Where to Stay: The newly renovated Mandira Bungalows (from $2,325, various locations. (+94) 11-7-529-529, mandirabungalows.com) has three locations across tea country, all with refurbished 19th century colonial interiors, open-air terraces, English gardens and old-school charm. Service is warm and welcoming, and there’s an in-house chef who prepares killer curries. Do note that it’s BYOB, so stock up before you hit the hillsides.
Days 5-6: Kandy
Must see: The city of Kandy in the center of the country was once the capital of the Sinhalese Kingdom, and is now a UNESCO world heritage site. The Temple of the Sacred Tooth Relic (entry Rs1,000 ($58), Sri Dalada Veediya, Kandy, (+94) 81-223-4226, www.sridaladamaligawa.lk) is an imposing temple that’s home to one of Sri Lanka’s most important shrines: a tooth of the Buddha kept in a gold casket.
About a 10-minute drive from the city center, the 147-acre Royal Botanical Gardens (Peradeniya Rd., Kandy, (+94) 81-238-8088) have been Sri Lanka’s pride and joy for centuries. The peaceful grounds cultivate over 4,000 species of flora, including a whole house of orchids and 200 species of coconuts.
Where to Stay: Tucked away on a hillside about 2km outside of Kandy, the glass-facades and open-air terraces of Theva Residency (from $1,225, 11/B5/10-1, Lane 6, off Upper Tank Rd., Kandy, (+94) 81-738-8296-99, www.theva.lk) afford fantastic views over the countryside. Catch one of Sri Lanka's spectacular sunsets over cocktails and a contemporary European meal at Theva Cuisine, which sprawls across an open deck. There are just 15 rooms—all with unique decorations and contemporary artwork.
Days 6-7: Dambulla

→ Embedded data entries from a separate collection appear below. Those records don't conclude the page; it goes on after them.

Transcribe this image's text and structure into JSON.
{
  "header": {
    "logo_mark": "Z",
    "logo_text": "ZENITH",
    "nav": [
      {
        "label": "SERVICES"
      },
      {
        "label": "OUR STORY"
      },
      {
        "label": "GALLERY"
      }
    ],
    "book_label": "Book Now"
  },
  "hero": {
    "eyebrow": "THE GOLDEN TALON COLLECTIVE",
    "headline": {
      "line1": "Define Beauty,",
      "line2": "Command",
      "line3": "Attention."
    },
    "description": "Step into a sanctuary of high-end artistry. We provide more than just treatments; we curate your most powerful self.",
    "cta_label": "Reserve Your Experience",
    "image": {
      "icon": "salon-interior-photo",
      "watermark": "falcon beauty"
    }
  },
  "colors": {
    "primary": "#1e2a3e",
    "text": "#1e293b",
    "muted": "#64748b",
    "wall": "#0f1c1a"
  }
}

Must see: Looking up at the astounding Sirigiya, aka “Lion Rock” (entry US$30 ($233)), gives you one of the most memorable views in all of Sri Lanka. From below, the flat-topped rock juts out against an otherwise flat plain, reaching 500 meters into the sky. Dating back to the 5th century, this UNESCO world heritage site was once a royal fortress—complete with hand-written poems on the stone walls, gardens, moats and more.
Another UNESCO site in the area, the Dambulla cave temples (Dambulla, (+94) 66-228-3605) require a bit of a hike—but they're worth it. This mountainside temple complex is the best preserved in Sri Lanka, with more than 80 caves, together containing over 1,500 paintings and statues.
Where to Stay: To enter Kalundewa Retreat (from US$284 ($2,202). Kalundewa Rd., Dambulla, (+94) 775-205-475, kalundewaretreat.com), you’ll drive down a dirt path flanked by mango trees and rice paddies. There are just six bedrooms—three of which are large private chalets—dotted across the landscape, so you wake up to nothing but green fields and mountains for 100 acres.
Getting there: Cathay Pacific flies direct to Colombo, but flights arrive and depart after midnight. Consider spending your first and last nights in a hotel near the airport. The Wallawwa (from $1,352. Minuwangoda Rd., Katunayake, (+94) 77-363-8381, www.thewallawwa.com) is a renovated colonial manor that’s only about 15 minutes from the airport with great food, booze and service.